In his critique of his father and uncles, Jung recognized that many humans had become reflections of the punitive God they worshiped. A forgiving God allows us to recognize the good in the supposed bad, and the bad in the supposed perfect or ideal. Any view of God as tyrannical or punitive tragically keeps us from admitting these seeming contradictions. It keeps us in denial about our true selves, and forces us to live on the surface of our own lives. If God is a shaming figure, then most of us naturally learn to deny deflect, or pass on that shame to others. If God is torturer in chief, then a punitive and moralistic society is validated all the way down. We are back into problem-solving religion instead of healing and transformation.

— Richard Rohr, The Universal Christ, p. 84-85.

Photo: South Riding, Virginia, August 1, 2020

Forgiving Even This

Friday, July 24th, 2020

God allowed us to sacrifice Jesus to expose to us the shocking truth that it is we who want sacrifices; not God.

Paul’s overall point is that God has never violently lashed out in the past when we humans committed sin.
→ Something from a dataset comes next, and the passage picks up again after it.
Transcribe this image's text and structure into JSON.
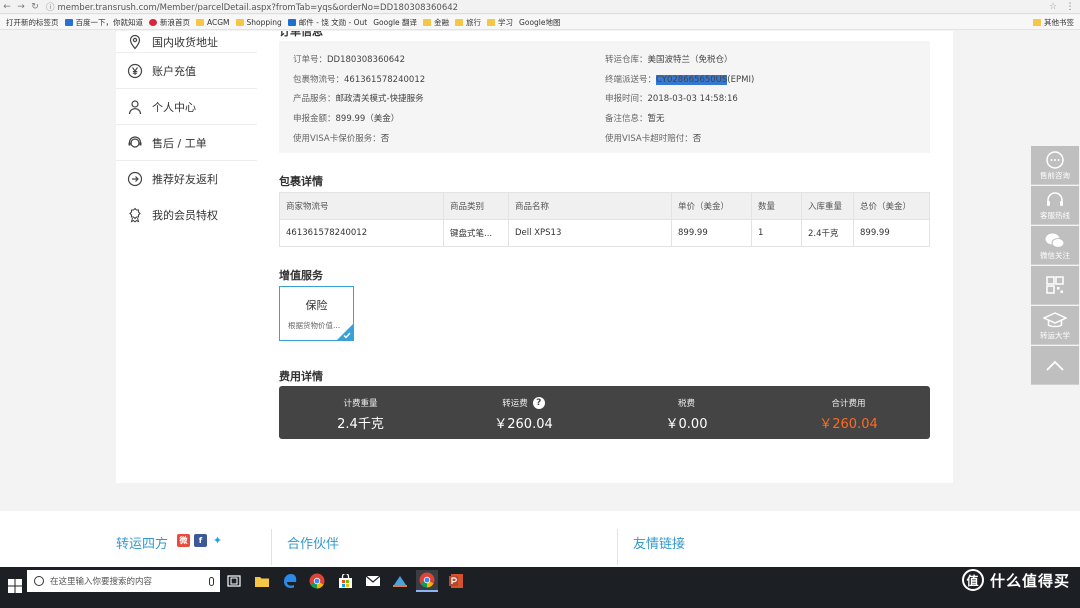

Instead, God has always overlooked and forgiven such sins simply because that is what a forgiving and righteous God does. So also, in the present time, God forgave and overlooked the greatest sin of all, the sin of murdering Jesus. Yes, it was necessary for Jesus to face a violent death on the cross, but this was so that Jesus would be the perfect revelation of God’s righteous forgiveness. The fact that God forgives humanity for the terrible sin of killing Jesus proves that God always forgives. In this way, God is proven to be both just and the justifier of those who believe in Jesus.

The reason Paul makes this argument is because many people in his day (as in ours) believed that God was a God of vengeance and retaliation. But God’s revelation in Jesus Christ showed that He is not violent or vengeful. Instead, He is forgiving and righteous. To prove this, God let us kill His own Son, Jesus, in His name, as a “scapegoat sacrifice” (thinking that by killing Him, we were propitiating God and appeasing His wrath toward sinners), and then instead of revenge or retaliation He offers forgiveness. If God was really as we thought Him to be, then He would have destroyed humanity in anger and violence for wrongfully accusing and killing His own Son. But God did not do this. Instead, He simply forgave. Why? Because this is how God always behaves toward sin. He is righteous, and His righteousness is demonstrated through His free forgiveness of the worst of human sin. This is Paul’s point in Romans 3:20-26.

— J. D. Myers, Nothing But the Blood of Jesus, p. 239-240

Photo: South Riding, Virginia, July 19, 2020